Normally, I’d be very, very grumpy in this situation.  While I don’t necessary mind forging away the midnight hours, I usually like actual (not potential) work to do but, if you’ll pardon the expression, this is a particularly special delivery.

Hope to be able to share some detail eventually!

I’m a Five-Percenter (according to LinkedIn)

This email had a broken image. Hmm.

This email had a broken image. Hmm.

According to the email in the graphic, my LinkedIn profile is in the top 5% of profiles viewed. Can’t help but wonder how this miraculous conclusion was drawn, exactly, however the email is interesting, irrespective.

The super-imposed window shows what happened when I dug into the broken image from the email; I suspect my profile [in] profile picture should be there.  Doesn’t matter how big you are kids, broken links and missing images will make people wonder if you are for real.

Rearchitecting for Handholds

Often, in a proof-of-concept level project, you will make some explicit trade-offs wherein you omit features or even whole elements of your conceptual tool chain in order to research suitability, performance, or just to make a sale.   Eventually, if your applications are to be maintained in the market place, you’ll need to ensure for their legacy by effecting an orderly transition to a fully featured product on a technology stack you can plan to maintenance.    This article, the first in a series aimed for syndication via Otterology.com, explores the initial planning stages; specifically, developing blueprints and roadmaps.

Blueprints are diagrams, drawings which represent our current/before business and technology architecture.  Moving forward versions will be generate to reflect change options in terms of their affect on business capability, technical liability (e.g. system, network connection, or something else that might break), or sometime just to provide additional context on the current architectural portfolio.

Road-maps reflect the culmination of several current state and proposed future state blueprints, identifying them in terms of strategic objectives resolved by specific practicable changes.  As such our road-maps will be one part diagram/calendar showing our proposed changes and the delivery objectives, and one part graph/table identifying of change detail from both the technical perspective (what will be changed, when), and from the business perspective (what will be available, when.)

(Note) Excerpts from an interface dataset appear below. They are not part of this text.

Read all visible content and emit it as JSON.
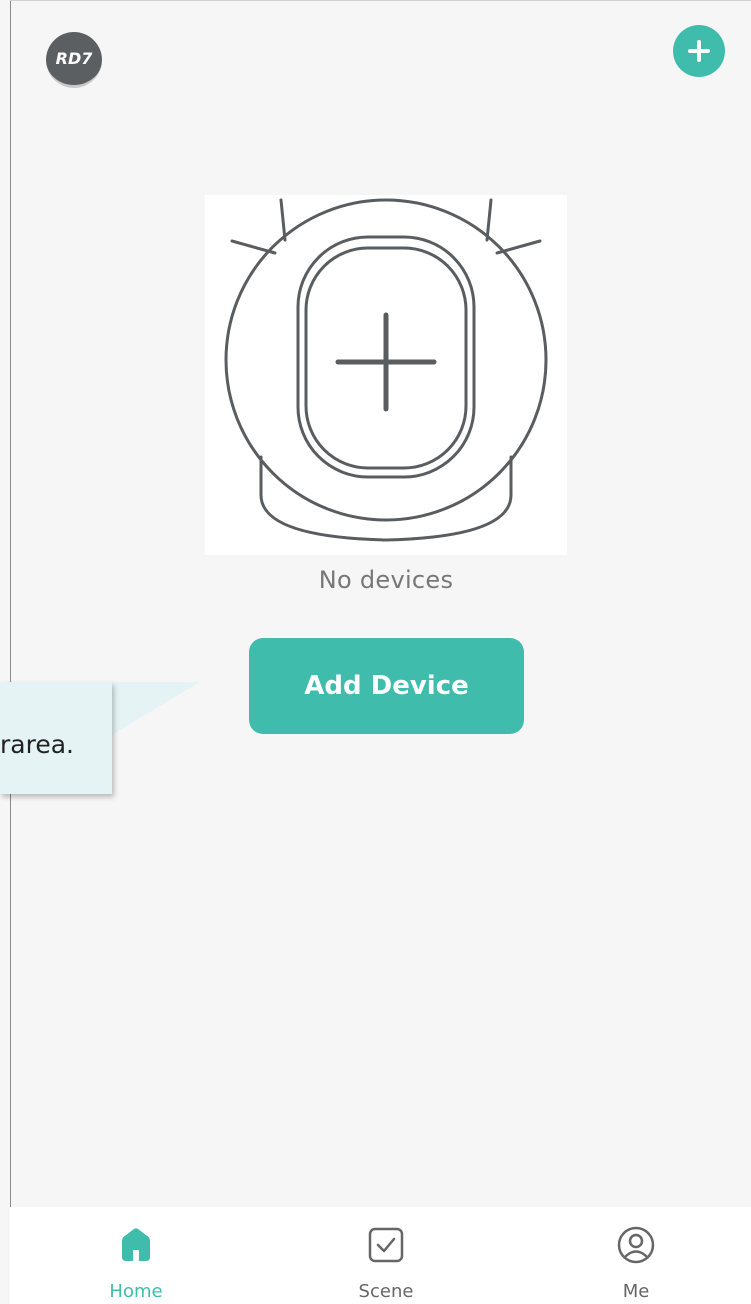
{
  "header": {
    "avatar_text": "RD7",
    "add_icon": "plus-icon"
  },
  "colors": {
    "accent": "#40bcad",
    "background": "#f6f6f6",
    "tooltip_bg": "#e5f3f5"
  },
  "empty_state": {
    "illustration": "robot-vacuum-plus-illustration",
    "message": "No devices",
    "button_label": "Add Device"
  },
  "tooltip": {
    "text": "rarea."
  },
  "tabbar": {
    "tabs": [
      {
        "label": "Home",
        "icon": "home-icon",
        "active": true
      },
      {
        "label": "Scene",
        "icon": "checkbox-icon",
        "active": false
      },
      {
        "label": "Me",
        "icon": "profile-icon",
        "active": false
      }
    ]
  }
}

We look forward to updating this article over the coming weeks and months.  Thanks for your support of Otterology.com and for your interest, comments and help!